She seemed to be riding the vent much more than normal today. I’m hoping she just had a bad day. After all, she did have a surgery team poking her, she was transported a quarter of a mile, and she didn’t eat much today. Because she was in surgery mode, she only received IV fluids rather than her usual milk meals from about 3am to 3pm today. Surgery on a full stomach is bad news.

So, we hold out hope that she’s back to herself tomorrow. She was so active and relaxed just yesterday. We also want Everly to prove to our new teams that she’s in the fight. “Psst… Everly dear. People are watching you.”

The transition and change in strategy left the family a bit drained today. When I got home, I ate a cupcake and then collapsed on the couch at 4 p.m. I was in a deep drool-inducing sleep for 3 hours and then I got up and made a mint julep. It felt like one of those days in college when your body shuts completely off. But the impending test tomorrow isn’t based on how much I study. It’s based on how well my daughter’s lungs are doing.

In the meantime, the outpouring of love has been amazing. People are asking when they can visit us. People are sending us meals. People are sending us cards and reaching out. So many people are simply asking, what the heck can I do? They provide a list and tell us to pick something. God is sustaining Everly and us in so many ways.

We feel so blessed to be so well supported. We know it’s exceedingly rare to have an OI baby. We also know it’s exceedingly rare to have so much support, love and expertise coming alongside us. Thank you so much for the prayers, even in spite of not knowing what’s going on throughout the day. Trust us, we feel the same ways sometimes.

Today’s lesson: I’m not sure but that’s okay.

Please pray that:

  • Everly will be able to breathe more on her own and we’ll be able to liberate her from the ventilator.
  • God will bring us all closer to Him.
  • Everly’s umbilical cord IV doesn’t cause an infection before we can remove it.
  • Everly will receive great care as we hand her off to two new neonatologists in the coming days.
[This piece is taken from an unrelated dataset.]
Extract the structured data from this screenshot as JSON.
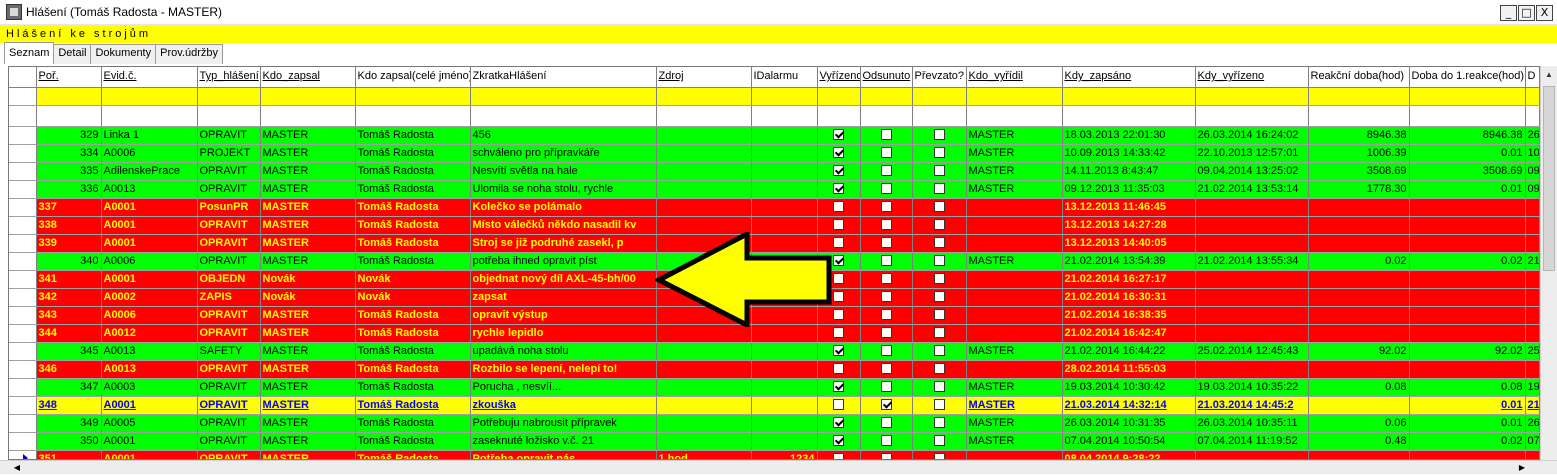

Much love from Team Everly

Nate Baker

Written by Nate Baker. Nate lives with his wife, Colby, in Nashville. After Everly passed, Nate and Colby adopted 2 childern and they are crazy cool.